[Collection entries]
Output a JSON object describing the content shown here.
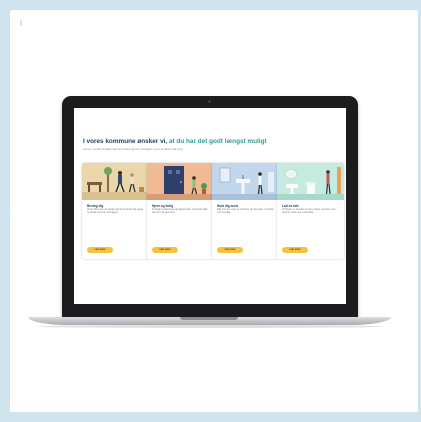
{
  "hero": {
    "title_prefix": "I vores kommune ønsker vi,",
    "title_accent": "at du har det godt længst muligt",
    "subtitle": "Læs om, hvordan vi hjælper dig med at klare dig selv i hverdagen, og om de tilbud vi har til dig"
  },
  "cards": [
    {
      "title": "Bevæg dig",
      "text": "Vi har tilbud der kan hjælpe dig med at holde dig i gang og styrke din krop i hverdagen.",
      "button": "Læs mere",
      "illustration": "walking-person"
    },
    {
      "title": "Hjem og bolig",
      "text": "Få hjælp til indretning og hjælpemidler, så du kan klare dig selv i dit eget hjem.",
      "button": "Læs mere",
      "illustration": "door-plant"
    },
    {
      "title": "Hold dig sund",
      "text": "Råd om kost, søvn og sundhed, der kan gøre en forskel i din hverdag.",
      "button": "Læs mere",
      "illustration": "washbasin"
    },
    {
      "title": "Lad os tale",
      "text": "Vi tilbyder en samtale om dine ønsker og behov, så vi sammen finder den rette hjælp.",
      "button": "Læs mere",
      "illustration": "bathroom-person"
    }
  ],
  "colors": {
    "background": "#cfe4ee",
    "title": "#1f3d5c",
    "accent": "#2e9b8d",
    "button": "#f5c33b",
    "card1": "#e9d6ab",
    "card2": "#f0ba95",
    "card3": "#c2d6ec",
    "card4": "#c5ebe0"
  }
}
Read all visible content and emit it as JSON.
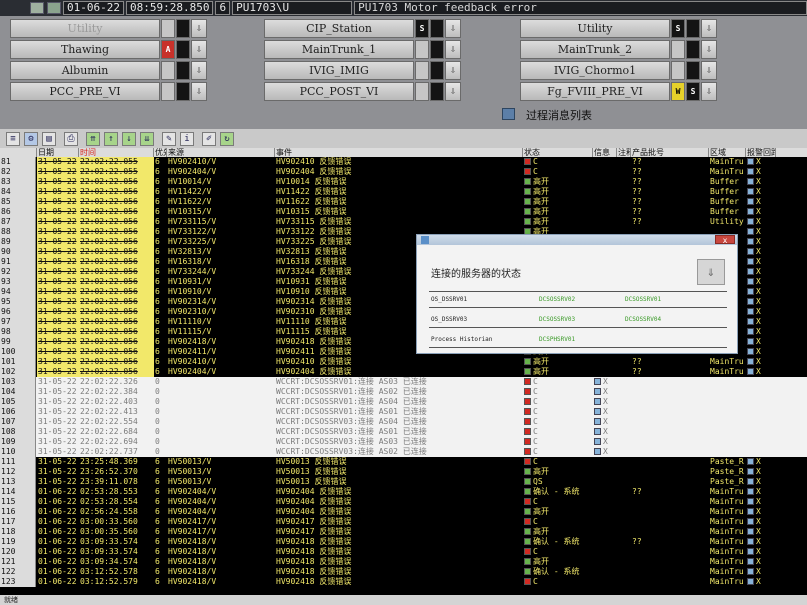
{
  "topstrip": {
    "date": "01-06-22",
    "time": "08:59:28.850",
    "priority": "6",
    "source": "PU1703\\U",
    "message": "PU1703 Motor feedback error"
  },
  "nav": {
    "rows": [
      [
        {
          "label": "Utility",
          "dim": true,
          "boxes": [
            "",
            ""
          ],
          "arrow": "⇩"
        },
        {
          "label": "CIP_Station",
          "boxes": [
            "S",
            ""
          ],
          "arrow": "⇩"
        },
        {
          "label": "Utility",
          "boxes": [
            "S",
            ""
          ],
          "arrow": "⇩"
        }
      ],
      [
        {
          "label": "Thawing",
          "boxes": [
            "A",
            ""
          ],
          "arrow": "⇩"
        },
        {
          "label": "MainTrunk_1",
          "boxes": [
            "",
            ""
          ],
          "arrow": "⇩"
        },
        {
          "label": "MainTrunk_2",
          "boxes": [
            "",
            ""
          ],
          "arrow": "⇩"
        }
      ],
      [
        {
          "label": "Albumin",
          "boxes": [
            "",
            ""
          ],
          "arrow": "⇩"
        },
        {
          "label": "IVIG_IMIG",
          "boxes": [
            "",
            ""
          ],
          "arrow": "⇩"
        },
        {
          "label": "IVIG_Chormo1",
          "boxes": [
            "",
            ""
          ],
          "arrow": "⇩"
        }
      ],
      [
        {
          "label": "PCC_PRE_VI",
          "boxes": [
            "",
            ""
          ],
          "arrow": "⇩"
        },
        {
          "label": "PCC_POST_VI",
          "boxes": [
            "",
            ""
          ],
          "arrow": "⇩"
        },
        {
          "label": "Fg_FVIII_PRE_VI",
          "boxes": [
            "W",
            "S"
          ],
          "arrow": "⇩"
        }
      ]
    ]
  },
  "view": {
    "title": "过程消息列表"
  },
  "table": {
    "headers": [
      "日期",
      "时间",
      "优先级",
      "来源",
      "事件",
      "状态",
      "信息",
      "注释",
      "产品批号",
      "区域",
      "报警回路"
    ],
    "rows": [
      {
        "n": "81",
        "d": "31-05-22",
        "t": "22:02:22.055",
        "p": "6",
        "s": "HV902410/V",
        "e": "HV902410  反馈错误",
        "st": "C",
        "si": "red",
        "info": "",
        "b": "??",
        "a": "MainTru",
        "type": "hl"
      },
      {
        "n": "82",
        "d": "31-05-22",
        "t": "22:02:22.055",
        "p": "6",
        "s": "HV902404/V",
        "e": "HV902404  反馈错误",
        "st": "C",
        "si": "red",
        "info": "",
        "b": "??",
        "a": "MainTru",
        "type": "hl"
      },
      {
        "n": "83",
        "d": "31-05-22",
        "t": "22:02:22.056",
        "p": "6",
        "s": "HV10014/V",
        "e": "HV10014  反馈错误",
        "st": "高开",
        "si": "green",
        "info": "",
        "b": "??",
        "a": "Buffer",
        "type": "hl"
      },
      {
        "n": "84",
        "d": "31-05-22",
        "t": "22:02:22.056",
        "p": "6",
        "s": "HV11422/V",
        "e": "HV11422  反馈错误",
        "st": "高开",
        "si": "green",
        "info": "",
        "b": "??",
        "a": "Buffer",
        "type": "hl"
      },
      {
        "n": "85",
        "d": "31-05-22",
        "t": "22:02:22.056",
        "p": "6",
        "s": "HV11622/V",
        "e": "HV11622  反馈错误",
        "st": "高开",
        "si": "green",
        "info": "",
        "b": "??",
        "a": "Buffer",
        "type": "hl"
      },
      {
        "n": "86",
        "d": "31-05-22",
        "t": "22:02:22.056",
        "p": "6",
        "s": "HV10315/V",
        "e": "HV10315  反馈错误",
        "st": "高开",
        "si": "green",
        "info": "",
        "b": "??",
        "a": "Buffer",
        "type": "hl"
      },
      {
        "n": "87",
        "d": "31-05-22",
        "t": "22:02:22.056",
        "p": "6",
        "s": "HV733115/V",
        "e": "HV733115  反馈错误",
        "st": "高开",
        "si": "green",
        "info": "",
        "b": "??",
        "a": "Utility",
        "type": "hl"
      },
      {
        "n": "88",
        "d": "31-05-22",
        "t": "22:02:22.056",
        "p": "6",
        "s": "HV733122/V",
        "e": "HV733122  反馈错误",
        "st": "高开",
        "si": "green",
        "info": "",
        "b": "",
        "a": "",
        "type": "hl"
      },
      {
        "n": "89",
        "d": "31-05-22",
        "t": "22:02:22.056",
        "p": "6",
        "s": "HV733225/V",
        "e": "HV733225  反馈错误",
        "st": "高开",
        "si": "green",
        "info": "",
        "b": "",
        "a": "",
        "type": "hl"
      },
      {
        "n": "90",
        "d": "31-05-22",
        "t": "22:02:22.056",
        "p": "6",
        "s": "HV32813/V",
        "e": "HV32813  反馈错误",
        "st": "高开",
        "si": "green",
        "info": "",
        "b": "",
        "a": "",
        "type": "hl"
      },
      {
        "n": "91",
        "d": "31-05-22",
        "t": "22:02:22.056",
        "p": "6",
        "s": "HV16318/V",
        "e": "HV16318  反馈错误",
        "st": "高开",
        "si": "green",
        "info": "",
        "b": "",
        "a": "",
        "type": "hl"
      },
      {
        "n": "92",
        "d": "31-05-22",
        "t": "22:02:22.056",
        "p": "6",
        "s": "HV733244/V",
        "e": "HV733244  反馈错误",
        "st": "高开",
        "si": "green",
        "info": "",
        "b": "",
        "a": "",
        "type": "hl"
      },
      {
        "n": "93",
        "d": "31-05-22",
        "t": "22:02:22.056",
        "p": "6",
        "s": "HV10931/V",
        "e": "HV10931  反馈错误",
        "st": "高开",
        "si": "green",
        "info": "",
        "b": "",
        "a": "",
        "type": "hl"
      },
      {
        "n": "94",
        "d": "31-05-22",
        "t": "22:02:22.056",
        "p": "6",
        "s": "HV10910/V",
        "e": "HV10910  反馈错误",
        "st": "高开",
        "si": "green",
        "info": "",
        "b": "",
        "a": "",
        "type": "hl"
      },
      {
        "n": "95",
        "d": "31-05-22",
        "t": "22:02:22.056",
        "p": "6",
        "s": "HV902314/V",
        "e": "HV902314  反馈错误",
        "st": "高开",
        "si": "green",
        "info": "",
        "b": "",
        "a": "",
        "type": "hl"
      },
      {
        "n": "96",
        "d": "31-05-22",
        "t": "22:02:22.056",
        "p": "6",
        "s": "HV902310/V",
        "e": "HV902310  反馈错误",
        "st": "高开",
        "si": "green",
        "info": "",
        "b": "",
        "a": "",
        "type": "hl"
      },
      {
        "n": "97",
        "d": "31-05-22",
        "t": "22:02:22.056",
        "p": "6",
        "s": "HV11110/V",
        "e": "HV11110  反馈错误",
        "st": "高开",
        "si": "green",
        "info": "",
        "b": "",
        "a": "",
        "type": "hl"
      },
      {
        "n": "98",
        "d": "31-05-22",
        "t": "22:02:22.056",
        "p": "6",
        "s": "HV11115/V",
        "e": "HV11115  反馈错误",
        "st": "高开",
        "si": "green",
        "info": "",
        "b": "",
        "a": "",
        "type": "hl"
      },
      {
        "n": "99",
        "d": "31-05-22",
        "t": "22:02:22.056",
        "p": "6",
        "s": "HV902418/V",
        "e": "HV902418  反馈错误",
        "st": "高开",
        "si": "green",
        "info": "",
        "b": "",
        "a": "",
        "type": "hl"
      },
      {
        "n": "100",
        "d": "31-05-22",
        "t": "22:02:22.056",
        "p": "6",
        "s": "HV902411/V",
        "e": "HV902411  反馈错误",
        "st": "高开",
        "si": "green",
        "info": "",
        "b": "",
        "a": "",
        "type": "hl"
      },
      {
        "n": "101",
        "d": "31-05-22",
        "t": "22:02:22.056",
        "p": "6",
        "s": "HV902410/V",
        "e": "HV902410  反馈错误",
        "st": "高开",
        "si": "green",
        "info": "",
        "b": "??",
        "a": "MainTru",
        "type": "hl"
      },
      {
        "n": "102",
        "d": "31-05-22",
        "t": "22:02:22.056",
        "p": "6",
        "s": "HV902404/V",
        "e": "HV902404  反馈错误",
        "st": "高开",
        "si": "green",
        "info": "",
        "b": "??",
        "a": "MainTru",
        "type": "hl"
      },
      {
        "n": "103",
        "d": "31-05-22",
        "t": "22:02:22.326",
        "p": "0",
        "s": "",
        "e": "WCCRT:DCSOSSRV01:连接 AS03 已连接",
        "st": "C",
        "si": "red",
        "info": "X",
        "b": "",
        "a": "",
        "type": "sys"
      },
      {
        "n": "104",
        "d": "31-05-22",
        "t": "22:02:22.384",
        "p": "0",
        "s": "",
        "e": "WCCRT:DCSOSSRV01:连接 AS02 已连接",
        "st": "C",
        "si": "red",
        "info": "X",
        "b": "",
        "a": "",
        "type": "sys"
      },
      {
        "n": "105",
        "d": "31-05-22",
        "t": "22:02:22.403",
        "p": "0",
        "s": "",
        "e": "WCCRT:DCSOSSRV01:连接 AS04 已连接",
        "st": "C",
        "si": "red",
        "info": "X",
        "b": "",
        "a": "",
        "type": "sys"
      },
      {
        "n": "106",
        "d": "31-05-22",
        "t": "22:02:22.413",
        "p": "0",
        "s": "",
        "e": "WCCRT:DCSOSSRV01:连接 AS01 已连接",
        "st": "C",
        "si": "red",
        "info": "X",
        "b": "",
        "a": "",
        "type": "sys"
      },
      {
        "n": "107",
        "d": "31-05-22",
        "t": "22:02:22.554",
        "p": "0",
        "s": "",
        "e": "WCCRT:DCSOSSRV03:连接 AS04 已连接",
        "st": "C",
        "si": "red",
        "info": "X",
        "b": "",
        "a": "",
        "type": "sys"
      },
      {
        "n": "108",
        "d": "31-05-22",
        "t": "22:02:22.684",
        "p": "0",
        "s": "",
        "e": "WCCRT:DCSOSSRV03:连接 AS01 已连接",
        "st": "C",
        "si": "red",
        "info": "X",
        "b": "",
        "a": "",
        "type": "sys"
      },
      {
        "n": "109",
        "d": "31-05-22",
        "t": "22:02:22.694",
        "p": "0",
        "s": "",
        "e": "WCCRT:DCSOSSRV03:连接 AS03 已连接",
        "st": "C",
        "si": "red",
        "info": "X",
        "b": "",
        "a": "",
        "type": "sys"
      },
      {
        "n": "110",
        "d": "31-05-22",
        "t": "22:02:22.737",
        "p": "0",
        "s": "",
        "e": "WCCRT:DCSOSSRV03:连接 AS02 已连接",
        "st": "C",
        "si": "red",
        "info": "X",
        "b": "",
        "a": "",
        "type": "sys"
      },
      {
        "n": "111",
        "d": "31-05-22",
        "t": "23:25:48.369",
        "p": "6",
        "s": "HV50013/V",
        "e": "HV50013  反馈错误",
        "st": "C",
        "si": "red",
        "info": "",
        "b": "",
        "a": "Paste_R",
        "type": "plain"
      },
      {
        "n": "112",
        "d": "31-05-22",
        "t": "23:26:52.370",
        "p": "6",
        "s": "HV50013/V",
        "e": "HV50013  反馈错误",
        "st": "高开",
        "si": "green",
        "info": "",
        "b": "",
        "a": "Paste_R",
        "type": "plain"
      },
      {
        "n": "113",
        "d": "31-05-22",
        "t": "23:39:11.078",
        "p": "6",
        "s": "HV50013/V",
        "e": "HV50013  反馈错误",
        "st": "QS",
        "si": "green",
        "info": "",
        "b": "",
        "a": "Paste_R",
        "type": "plain"
      },
      {
        "n": "114",
        "d": "01-06-22",
        "t": "02:53:28.553",
        "p": "6",
        "s": "HV902404/V",
        "e": "HV902404  反馈错误",
        "st": "确认 - 系统",
        "si": "green",
        "info": "",
        "b": "??",
        "a": "MainTru",
        "type": "plain"
      },
      {
        "n": "115",
        "d": "01-06-22",
        "t": "02:53:28.554",
        "p": "6",
        "s": "HV902404/V",
        "e": "HV902404  反馈错误",
        "st": "C",
        "si": "red",
        "info": "",
        "b": "",
        "a": "MainTru",
        "type": "plain"
      },
      {
        "n": "116",
        "d": "01-06-22",
        "t": "02:56:24.558",
        "p": "6",
        "s": "HV902404/V",
        "e": "HV902404  反馈错误",
        "st": "高开",
        "si": "green",
        "info": "",
        "b": "",
        "a": "MainTru",
        "type": "plain"
      },
      {
        "n": "117",
        "d": "01-06-22",
        "t": "03:00:33.560",
        "p": "6",
        "s": "HV902417/V",
        "e": "HV902417  反馈错误",
        "st": "C",
        "si": "red",
        "info": "",
        "b": "",
        "a": "MainTru",
        "type": "plain"
      },
      {
        "n": "118",
        "d": "01-06-22",
        "t": "03:00:35.560",
        "p": "6",
        "s": "HV902417/V",
        "e": "HV902417  反馈错误",
        "st": "高开",
        "si": "green",
        "info": "",
        "b": "",
        "a": "MainTru",
        "type": "plain"
      },
      {
        "n": "119",
        "d": "01-06-22",
        "t": "03:09:33.574",
        "p": "6",
        "s": "HV902418/V",
        "e": "HV902418  反馈错误",
        "st": "确认 - 系统",
        "si": "green",
        "info": "",
        "b": "??",
        "a": "MainTru",
        "type": "plain"
      },
      {
        "n": "120",
        "d": "01-06-22",
        "t": "03:09:33.574",
        "p": "6",
        "s": "HV902418/V",
        "e": "HV902418  反馈错误",
        "st": "C",
        "si": "red",
        "info": "",
        "b": "",
        "a": "MainTru",
        "type": "plain"
      },
      {
        "n": "121",
        "d": "01-06-22",
        "t": "03:09:34.574",
        "p": "6",
        "s": "HV902418/V",
        "e": "HV902418  反馈错误",
        "st": "高开",
        "si": "green",
        "info": "",
        "b": "",
        "a": "MainTru",
        "type": "plain"
      },
      {
        "n": "122",
        "d": "01-06-22",
        "t": "03:12:52.578",
        "p": "6",
        "s": "HV902418/V",
        "e": "HV902418  反馈错误",
        "st": "确认 - 系统",
        "si": "green",
        "info": "",
        "b": "",
        "a": "MainTru",
        "type": "plain"
      },
      {
        "n": "123",
        "d": "01-06-22",
        "t": "03:12:52.579",
        "p": "6",
        "s": "HV902418/V",
        "e": "HV902418  反馈错误",
        "st": "C",
        "si": "red",
        "info": "",
        "b": "",
        "a": "MainTru",
        "type": "plain"
      }
    ]
  },
  "dialog": {
    "title": "连接的服务器的状态",
    "close": "x",
    "servers": [
      {
        "name": "OS_DSSRV01",
        "a": "DCSOSSRV02",
        "b": "DCSOSSRV01"
      },
      {
        "name": "OS_DSSRV03",
        "a": "DCSOSSRV03",
        "b": "DCSOSSRV04"
      },
      {
        "name": "Process Historian",
        "a": "DCSPHSRV01",
        "b": ""
      }
    ]
  },
  "status": {
    "text": "就绪"
  },
  "colors": {
    "alarm_yellow": "#f2e86a",
    "alarm_red": "#d12a22",
    "ok_green": "#67b34c"
  }
}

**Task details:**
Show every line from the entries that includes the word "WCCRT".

**Task result:**
        "e": "WCCRT:DCSOSSRV01:连接 AS03 已连接",
        "e": "WCCRT:DCSOSSRV01:连接 AS02 已连接",
        "e": "WCCRT:DCSOSSRV01:连接 AS04 已连接",
        "e": "WCCRT:DCSOSSRV01:连接 AS01 已连接",
        "e": "WCCRT:DCSOSSRV03:连接 AS04 已连接",
        "e": "WCCRT:DCSOSSRV03:连接 AS01 已连接",
        "e": "WCCRT:DCSOSSRV03:连接 AS03 已连接",
        "e": "WCCRT:DCSOSSRV03:连接 AS02 已连接",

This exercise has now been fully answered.